There hasn’t been some large scale hacking story in the news, so I guess all identity theft issues have been solved.
Thanks, it’s been real.
Uh, not so fast.
It’s just a matter of time until we’ll hear about another hacking. While the large scale occurrences are the ones that typically make the news, data compromises can happen anywhere and anytime where there is sensitive data stored, including social security information.
With hackings and the like becoming commonplace, they become less newsworthy while the ramifications of the crime remain the same.
The time to take a look at the safeguards you have in place at your business is not when you learn that information has been hacked or compromised.
Much too often we do not hear of businesses taking a proactive response to the threat of identity theft. It is not until information has been compromised that entities then decide to “identify gaps” and place stronger policies or mechanisms in place.
You need to assess those weak access points yesterday.
A good place to start is to address some basic questions including:
- What data do you require that could be deemed “sensitive”?
- Is it vital for your organization to collect this information?
- Where is sensitive data stored?
- How is sensitive data protected?
- How long is sensitive data retained?
- How is sensitive data destroyed?
- Who has access to sensitive data?
- Who is ultimately responsible for monitoring the protection of captured sensitive data?
- Do you have a sensitive data policy that you communicate both internally and externally?
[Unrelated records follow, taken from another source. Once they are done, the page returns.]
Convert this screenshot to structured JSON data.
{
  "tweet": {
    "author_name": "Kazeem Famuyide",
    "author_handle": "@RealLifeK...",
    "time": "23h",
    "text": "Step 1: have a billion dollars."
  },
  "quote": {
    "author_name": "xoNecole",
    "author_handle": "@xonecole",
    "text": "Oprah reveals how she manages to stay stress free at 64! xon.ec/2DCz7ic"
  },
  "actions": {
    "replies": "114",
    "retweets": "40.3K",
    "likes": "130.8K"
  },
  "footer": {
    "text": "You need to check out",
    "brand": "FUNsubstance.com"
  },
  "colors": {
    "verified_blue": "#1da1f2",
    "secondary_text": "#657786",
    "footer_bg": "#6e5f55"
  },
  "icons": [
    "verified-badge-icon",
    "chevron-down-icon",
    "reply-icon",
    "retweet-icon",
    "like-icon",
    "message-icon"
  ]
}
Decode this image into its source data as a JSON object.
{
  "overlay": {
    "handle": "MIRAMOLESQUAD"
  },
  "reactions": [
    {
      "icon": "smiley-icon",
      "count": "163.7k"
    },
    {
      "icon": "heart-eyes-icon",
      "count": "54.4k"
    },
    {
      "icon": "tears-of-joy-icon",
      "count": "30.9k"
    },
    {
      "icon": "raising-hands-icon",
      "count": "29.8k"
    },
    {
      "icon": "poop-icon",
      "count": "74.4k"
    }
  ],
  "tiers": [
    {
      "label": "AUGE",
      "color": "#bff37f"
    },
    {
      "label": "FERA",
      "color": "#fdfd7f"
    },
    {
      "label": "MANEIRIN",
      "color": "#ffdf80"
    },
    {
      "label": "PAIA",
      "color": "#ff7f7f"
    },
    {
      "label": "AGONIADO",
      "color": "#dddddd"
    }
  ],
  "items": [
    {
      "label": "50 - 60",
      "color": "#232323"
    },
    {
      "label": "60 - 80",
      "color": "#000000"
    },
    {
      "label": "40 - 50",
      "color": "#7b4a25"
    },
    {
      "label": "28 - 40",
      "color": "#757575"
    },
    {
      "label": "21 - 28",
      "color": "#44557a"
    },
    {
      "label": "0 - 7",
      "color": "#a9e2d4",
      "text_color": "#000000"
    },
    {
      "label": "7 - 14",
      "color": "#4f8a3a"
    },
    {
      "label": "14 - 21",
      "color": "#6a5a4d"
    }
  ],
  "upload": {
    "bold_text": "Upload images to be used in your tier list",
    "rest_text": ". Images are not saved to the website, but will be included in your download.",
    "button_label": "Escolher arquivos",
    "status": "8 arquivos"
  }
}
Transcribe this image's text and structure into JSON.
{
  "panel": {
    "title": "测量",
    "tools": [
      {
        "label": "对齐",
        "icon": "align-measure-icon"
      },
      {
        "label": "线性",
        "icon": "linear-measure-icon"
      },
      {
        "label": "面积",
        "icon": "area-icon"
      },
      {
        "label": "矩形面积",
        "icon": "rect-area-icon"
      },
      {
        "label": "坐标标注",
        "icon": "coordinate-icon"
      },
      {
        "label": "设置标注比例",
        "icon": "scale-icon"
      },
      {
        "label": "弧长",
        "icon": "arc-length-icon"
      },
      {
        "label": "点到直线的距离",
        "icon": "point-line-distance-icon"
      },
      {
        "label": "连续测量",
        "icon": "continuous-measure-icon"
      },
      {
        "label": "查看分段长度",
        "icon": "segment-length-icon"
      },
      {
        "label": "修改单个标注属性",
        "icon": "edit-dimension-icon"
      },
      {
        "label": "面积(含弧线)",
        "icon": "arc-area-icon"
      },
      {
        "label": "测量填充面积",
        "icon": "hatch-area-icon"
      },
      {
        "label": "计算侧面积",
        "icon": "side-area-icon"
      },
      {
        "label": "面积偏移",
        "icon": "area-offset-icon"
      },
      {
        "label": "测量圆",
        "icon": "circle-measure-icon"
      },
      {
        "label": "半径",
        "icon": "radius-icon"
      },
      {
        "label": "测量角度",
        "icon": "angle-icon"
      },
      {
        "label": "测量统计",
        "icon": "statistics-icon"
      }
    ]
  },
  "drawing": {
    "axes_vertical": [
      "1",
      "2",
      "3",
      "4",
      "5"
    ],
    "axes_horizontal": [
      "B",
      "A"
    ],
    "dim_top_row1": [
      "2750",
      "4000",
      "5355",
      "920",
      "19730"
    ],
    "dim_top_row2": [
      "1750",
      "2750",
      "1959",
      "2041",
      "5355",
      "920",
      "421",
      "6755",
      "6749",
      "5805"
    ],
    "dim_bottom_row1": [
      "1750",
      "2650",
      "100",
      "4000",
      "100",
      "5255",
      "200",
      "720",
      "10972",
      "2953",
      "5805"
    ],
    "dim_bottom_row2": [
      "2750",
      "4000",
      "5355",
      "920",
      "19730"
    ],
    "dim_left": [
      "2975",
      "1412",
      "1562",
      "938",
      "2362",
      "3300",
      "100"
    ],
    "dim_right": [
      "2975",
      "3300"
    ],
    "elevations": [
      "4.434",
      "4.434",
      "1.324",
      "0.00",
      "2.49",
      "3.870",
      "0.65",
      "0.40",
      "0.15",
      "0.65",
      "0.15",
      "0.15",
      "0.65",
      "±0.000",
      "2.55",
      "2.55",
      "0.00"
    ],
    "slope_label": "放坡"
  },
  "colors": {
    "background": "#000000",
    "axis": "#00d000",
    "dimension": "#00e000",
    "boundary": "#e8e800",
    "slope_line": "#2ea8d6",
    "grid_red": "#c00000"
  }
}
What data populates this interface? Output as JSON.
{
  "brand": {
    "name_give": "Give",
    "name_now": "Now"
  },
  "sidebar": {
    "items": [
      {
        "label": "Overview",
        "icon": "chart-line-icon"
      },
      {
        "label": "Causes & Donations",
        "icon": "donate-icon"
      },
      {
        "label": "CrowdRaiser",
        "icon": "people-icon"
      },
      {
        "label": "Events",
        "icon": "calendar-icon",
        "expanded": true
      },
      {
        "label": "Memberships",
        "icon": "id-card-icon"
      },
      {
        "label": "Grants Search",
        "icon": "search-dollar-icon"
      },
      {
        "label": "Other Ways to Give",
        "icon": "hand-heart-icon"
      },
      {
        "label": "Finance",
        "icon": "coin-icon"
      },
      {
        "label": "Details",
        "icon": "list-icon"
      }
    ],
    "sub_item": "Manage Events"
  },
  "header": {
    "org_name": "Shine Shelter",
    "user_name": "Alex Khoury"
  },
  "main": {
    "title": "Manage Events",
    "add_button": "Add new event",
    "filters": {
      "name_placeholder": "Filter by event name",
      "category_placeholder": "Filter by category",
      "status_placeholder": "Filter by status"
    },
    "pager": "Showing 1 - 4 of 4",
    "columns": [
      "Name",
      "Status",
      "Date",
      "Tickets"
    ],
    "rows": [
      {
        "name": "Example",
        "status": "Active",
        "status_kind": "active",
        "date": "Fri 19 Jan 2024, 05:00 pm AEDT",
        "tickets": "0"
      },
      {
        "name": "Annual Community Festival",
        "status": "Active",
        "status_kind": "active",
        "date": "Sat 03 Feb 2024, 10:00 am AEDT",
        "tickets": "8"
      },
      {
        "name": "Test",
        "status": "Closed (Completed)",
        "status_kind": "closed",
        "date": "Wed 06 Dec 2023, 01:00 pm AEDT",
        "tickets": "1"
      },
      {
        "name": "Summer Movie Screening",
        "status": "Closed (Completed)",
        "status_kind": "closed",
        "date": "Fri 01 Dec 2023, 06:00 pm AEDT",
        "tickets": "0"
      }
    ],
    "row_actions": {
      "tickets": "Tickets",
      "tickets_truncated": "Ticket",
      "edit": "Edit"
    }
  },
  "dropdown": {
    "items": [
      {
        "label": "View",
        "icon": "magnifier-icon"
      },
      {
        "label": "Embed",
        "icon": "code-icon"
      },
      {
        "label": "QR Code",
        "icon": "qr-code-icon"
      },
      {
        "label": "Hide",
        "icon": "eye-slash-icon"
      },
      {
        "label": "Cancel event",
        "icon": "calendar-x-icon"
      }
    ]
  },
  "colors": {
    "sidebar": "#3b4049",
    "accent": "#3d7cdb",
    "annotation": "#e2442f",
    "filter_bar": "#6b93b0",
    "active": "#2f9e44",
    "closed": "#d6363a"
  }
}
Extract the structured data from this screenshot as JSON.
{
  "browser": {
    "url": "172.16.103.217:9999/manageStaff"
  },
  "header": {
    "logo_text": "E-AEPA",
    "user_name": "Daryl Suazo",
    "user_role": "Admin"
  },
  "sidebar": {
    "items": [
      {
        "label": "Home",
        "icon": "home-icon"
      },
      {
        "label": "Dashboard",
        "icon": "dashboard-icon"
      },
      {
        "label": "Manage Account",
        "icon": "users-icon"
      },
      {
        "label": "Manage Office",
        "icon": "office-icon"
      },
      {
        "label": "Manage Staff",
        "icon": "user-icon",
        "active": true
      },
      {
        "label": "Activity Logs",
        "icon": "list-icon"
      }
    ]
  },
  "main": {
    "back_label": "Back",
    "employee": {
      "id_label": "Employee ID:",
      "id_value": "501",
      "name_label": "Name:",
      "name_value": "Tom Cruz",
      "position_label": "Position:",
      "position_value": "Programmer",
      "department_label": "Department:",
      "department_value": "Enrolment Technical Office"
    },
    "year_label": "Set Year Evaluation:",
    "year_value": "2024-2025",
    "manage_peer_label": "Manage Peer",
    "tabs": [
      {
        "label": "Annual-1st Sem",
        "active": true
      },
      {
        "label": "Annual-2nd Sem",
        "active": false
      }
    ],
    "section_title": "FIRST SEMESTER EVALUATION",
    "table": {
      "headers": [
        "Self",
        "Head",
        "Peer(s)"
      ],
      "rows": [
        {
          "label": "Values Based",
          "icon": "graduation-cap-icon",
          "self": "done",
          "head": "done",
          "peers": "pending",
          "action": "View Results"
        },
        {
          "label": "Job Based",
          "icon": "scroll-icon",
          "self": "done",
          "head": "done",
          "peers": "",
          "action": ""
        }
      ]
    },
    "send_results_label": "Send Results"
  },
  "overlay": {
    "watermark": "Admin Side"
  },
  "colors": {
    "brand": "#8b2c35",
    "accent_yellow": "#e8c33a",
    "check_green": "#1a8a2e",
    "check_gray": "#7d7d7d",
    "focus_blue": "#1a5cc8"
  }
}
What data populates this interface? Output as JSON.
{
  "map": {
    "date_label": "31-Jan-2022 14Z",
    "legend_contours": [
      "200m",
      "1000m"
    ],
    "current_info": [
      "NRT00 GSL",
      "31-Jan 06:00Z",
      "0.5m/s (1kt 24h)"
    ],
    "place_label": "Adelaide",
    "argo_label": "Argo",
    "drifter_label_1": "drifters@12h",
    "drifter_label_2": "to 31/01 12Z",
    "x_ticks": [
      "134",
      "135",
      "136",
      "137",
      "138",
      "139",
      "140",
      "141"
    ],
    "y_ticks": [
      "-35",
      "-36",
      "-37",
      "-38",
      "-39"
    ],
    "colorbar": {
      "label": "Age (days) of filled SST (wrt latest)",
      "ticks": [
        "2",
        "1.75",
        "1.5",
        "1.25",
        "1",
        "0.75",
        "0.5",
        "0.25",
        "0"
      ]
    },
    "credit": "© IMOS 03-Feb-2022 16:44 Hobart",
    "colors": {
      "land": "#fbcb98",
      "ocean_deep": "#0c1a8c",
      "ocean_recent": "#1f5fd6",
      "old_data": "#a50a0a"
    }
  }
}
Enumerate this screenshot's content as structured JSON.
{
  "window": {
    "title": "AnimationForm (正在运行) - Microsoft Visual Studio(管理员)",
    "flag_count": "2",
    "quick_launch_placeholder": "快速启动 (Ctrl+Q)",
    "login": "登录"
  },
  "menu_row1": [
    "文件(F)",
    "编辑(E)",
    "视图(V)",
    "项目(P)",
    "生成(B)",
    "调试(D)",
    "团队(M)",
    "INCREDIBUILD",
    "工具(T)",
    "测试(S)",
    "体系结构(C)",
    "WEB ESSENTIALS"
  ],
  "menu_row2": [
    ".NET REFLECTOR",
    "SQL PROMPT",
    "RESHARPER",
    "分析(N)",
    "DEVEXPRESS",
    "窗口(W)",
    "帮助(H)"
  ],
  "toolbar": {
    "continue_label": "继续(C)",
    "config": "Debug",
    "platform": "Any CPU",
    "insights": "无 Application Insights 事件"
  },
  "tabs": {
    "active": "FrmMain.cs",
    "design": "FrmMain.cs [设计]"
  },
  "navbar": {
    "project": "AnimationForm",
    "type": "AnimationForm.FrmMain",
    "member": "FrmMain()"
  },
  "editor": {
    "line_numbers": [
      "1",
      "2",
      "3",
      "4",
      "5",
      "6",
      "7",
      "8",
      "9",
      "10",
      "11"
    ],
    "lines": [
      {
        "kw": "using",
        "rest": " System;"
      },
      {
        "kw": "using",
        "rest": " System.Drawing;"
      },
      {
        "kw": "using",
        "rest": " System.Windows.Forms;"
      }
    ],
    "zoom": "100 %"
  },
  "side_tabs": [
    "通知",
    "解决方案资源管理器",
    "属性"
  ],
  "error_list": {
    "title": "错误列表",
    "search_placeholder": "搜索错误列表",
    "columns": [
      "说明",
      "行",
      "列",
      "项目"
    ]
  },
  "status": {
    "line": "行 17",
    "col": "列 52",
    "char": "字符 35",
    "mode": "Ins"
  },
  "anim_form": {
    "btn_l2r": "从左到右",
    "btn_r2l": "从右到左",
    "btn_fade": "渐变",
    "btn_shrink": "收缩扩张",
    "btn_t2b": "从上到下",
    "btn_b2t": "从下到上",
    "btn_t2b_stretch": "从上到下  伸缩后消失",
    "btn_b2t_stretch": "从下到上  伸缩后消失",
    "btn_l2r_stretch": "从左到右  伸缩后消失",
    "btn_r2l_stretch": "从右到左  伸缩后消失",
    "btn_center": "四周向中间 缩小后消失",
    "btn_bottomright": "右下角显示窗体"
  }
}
I've posted these nine questions in a one-page document that you can use as a worksheet to get started.